I think the prison system should be massively reformed. As it stands, our system is punitive, as it focuses on punishment, rather than fixing the problems. A lot of offenders can be helped, if given the right tools to succeed. There are a few possible models that can be used that are not based on punishment, but on helping. These sorts of systems lead to lower rates of recidivism.
Restorative justice was a model that was created around the concepts of offender victim reconciliation and rehabilitation (Palermo 2013). This is a concept that is used in more than 80 countries across the world (Palermo 2013). It doesn’t mean that people aren’t held accountable for their actions, as they definitely are; rather the focus is on healing and reconciling with victims, if possible (Palermo 2013). During this process, offenders will be rehabilitated and supported, to lower recidivism (Palermo 2013). Ideally, this model is designed to humanize criminal justice from the original punitive system (Palermo 2013).
This model of criminal justice is particularly useful for juveniles, as current models are not known to lower recidivism (Palermo 2013). Restorative justice is much more humane and has been shown to help children more than current systems (Palermo 2013). There is a lot of analysis still being done on how well this system works with children (Palermo 2013).
The criminal justice system is too focused on punishment and not enough on rehabilitation.
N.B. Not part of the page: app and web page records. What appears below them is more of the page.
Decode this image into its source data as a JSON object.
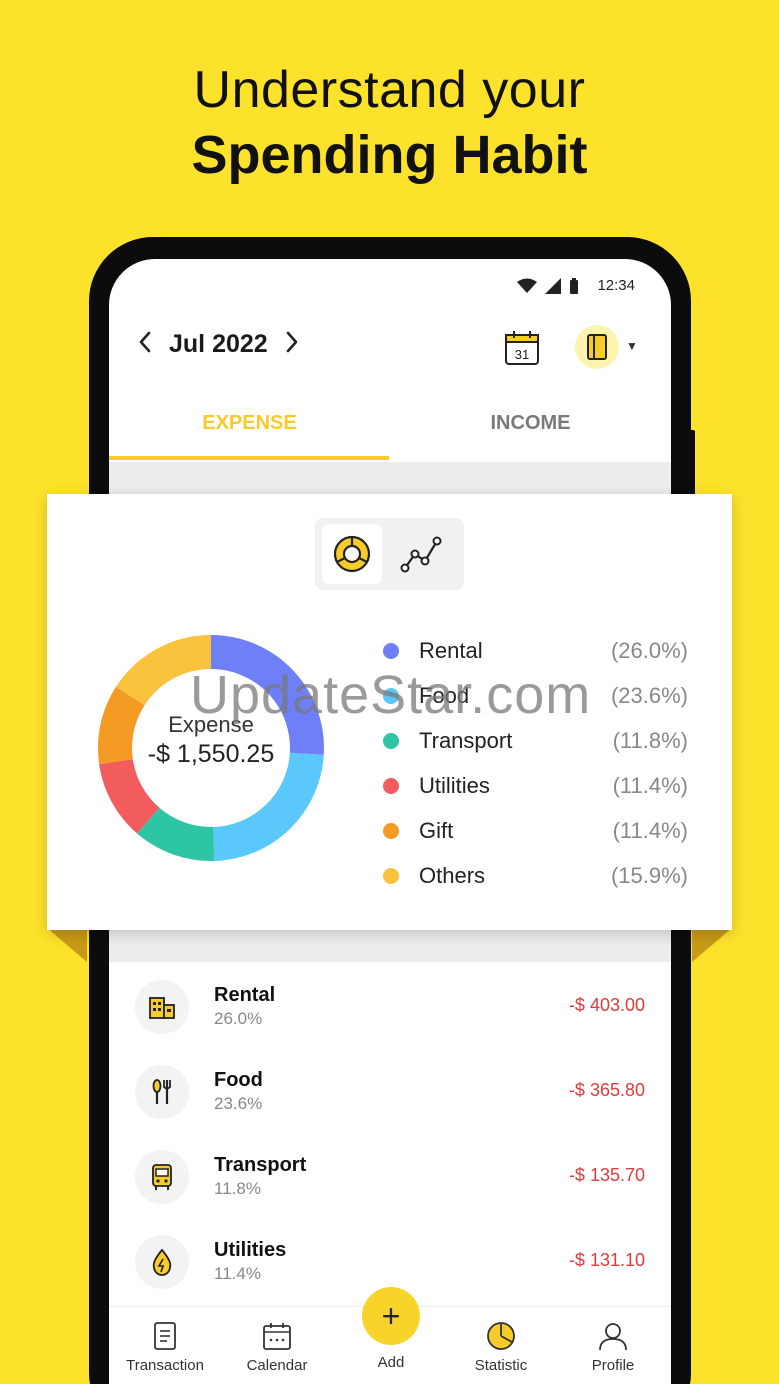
{
  "headline": {
    "line1": "Understand your",
    "line2": "Spending Habit"
  },
  "status": {
    "time": "12:34"
  },
  "header": {
    "month": "Jul 2022",
    "calendar_day": "31"
  },
  "tabs": [
    {
      "label": "EXPENSE",
      "active": true
    },
    {
      "label": "INCOME",
      "active": false
    }
  ],
  "summary": {
    "label": "Expense",
    "amount": "-$ 1,550.25"
  },
  "chart_data": {
    "type": "pie",
    "categories": [
      "Rental",
      "Food",
      "Transport",
      "Utilities",
      "Gift",
      "Others"
    ],
    "values": [
      26.0,
      23.6,
      11.8,
      11.4,
      11.4,
      15.9
    ],
    "colors": [
      "#6E7FF7",
      "#5AC8FA",
      "#2DC5A6",
      "#F25C5C",
      "#F59A23",
      "#FBC23D"
    ],
    "legend": [
      {
        "name": "Rental",
        "pct": "(26.0%)"
      },
      {
        "name": "Food",
        "pct": "(23.6%)"
      },
      {
        "name": "Transport",
        "pct": "(11.8%)"
      },
      {
        "name": "Utilities",
        "pct": "(11.4%)"
      },
      {
        "name": "Gift",
        "pct": "(11.4%)"
      },
      {
        "name": "Others",
        "pct": "(15.9%)"
      }
    ]
  },
  "watermark": "UpdateStar.com",
  "list": [
    {
      "name": "Rental",
      "pct": "26.0%",
      "amount": "-$ 403.00",
      "icon": "building-icon"
    },
    {
      "name": "Food",
      "pct": "23.6%",
      "amount": "-$ 365.80",
      "icon": "cutlery-icon"
    },
    {
      "name": "Transport",
      "pct": "11.8%",
      "amount": "-$ 135.70",
      "icon": "bus-icon"
    },
    {
      "name": "Utilities",
      "pct": "11.4%",
      "amount": "-$ 131.10",
      "icon": "water-drop-icon"
    }
  ],
  "nav": {
    "transaction": "Transaction",
    "calendar": "Calendar",
    "add": "Add",
    "statistic": "Statistic",
    "profile": "Profile"
  }
}
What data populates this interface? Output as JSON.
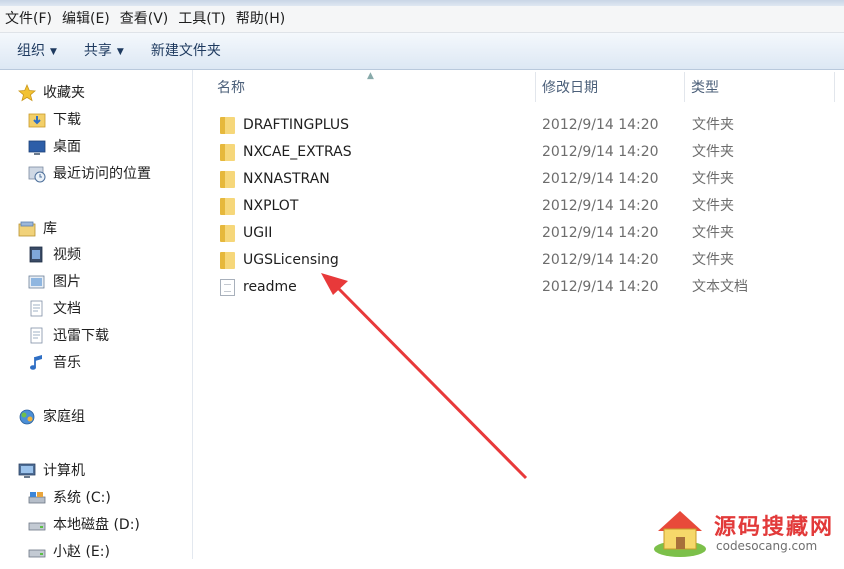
{
  "menu": [
    "文件(F)",
    "编辑(E)",
    "查看(V)",
    "工具(T)",
    "帮助(H)"
  ],
  "toolbar": {
    "organize": "组织",
    "share": "共享",
    "new_folder": "新建文件夹"
  },
  "nav": {
    "favorites": "收藏夹",
    "downloads": "下载",
    "desktop": "桌面",
    "recent": "最近访问的位置",
    "libraries": "库",
    "videos": "视频",
    "pictures": "图片",
    "documents": "文档",
    "thunder": "迅雷下载",
    "music": "音乐",
    "homegroup": "家庭组",
    "computer": "计算机",
    "drive_c": "系统 (C:)",
    "drive_d": "本地磁盘 (D:)",
    "drive_e": "小赵 (E:)"
  },
  "columns": {
    "name": "名称",
    "date": "修改日期",
    "type": "类型"
  },
  "files": [
    {
      "name": "DRAFTINGPLUS",
      "date": "2012/9/14 14:20",
      "type": "文件夹"
    },
    {
      "name": "NXCAE_EXTRAS",
      "date": "2012/9/14 14:20",
      "type": "文件夹"
    },
    {
      "name": "NXNASTRAN",
      "date": "2012/9/14 14:20",
      "type": "文件夹"
    },
    {
      "name": "NXPLOT",
      "date": "2012/9/14 14:20",
      "type": "文件夹"
    },
    {
      "name": "UGII",
      "date": "2012/9/14 14:20",
      "type": "文件夹"
    },
    {
      "name": "UGSLicensing",
      "date": "2012/9/14 14:20",
      "type": "文件夹"
    },
    {
      "name": "readme",
      "date": "2012/9/14 14:20",
      "type": "文本文档"
    }
  ],
  "watermark": {
    "title": "源码搜藏网",
    "url": "codesocang.com"
  },
  "colors": {
    "arrow": "#e8393a",
    "folder": "#f6d77a",
    "toolbar": "#dde8f4"
  }
}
It’s even worse for juveniles because they have so many opportunities to work on things and become better as adults. It is extremely hard to help criminals when punishment is the focus. Restorative justice is a model that holds offenders accountable, but also works on getting through the issues, restitution, assuaging feelings of guilt and resolving issues with victims. This system doesn’t focus much on punishment, as that’s not the goal.
Palermo, G. (2013). Restorative justice: A more understanding and humane approach to offenders. International Journal of Offender Therapy and Comparative Criminology. 57(9) 1051-53. DOI:10.1177/0306624X13495009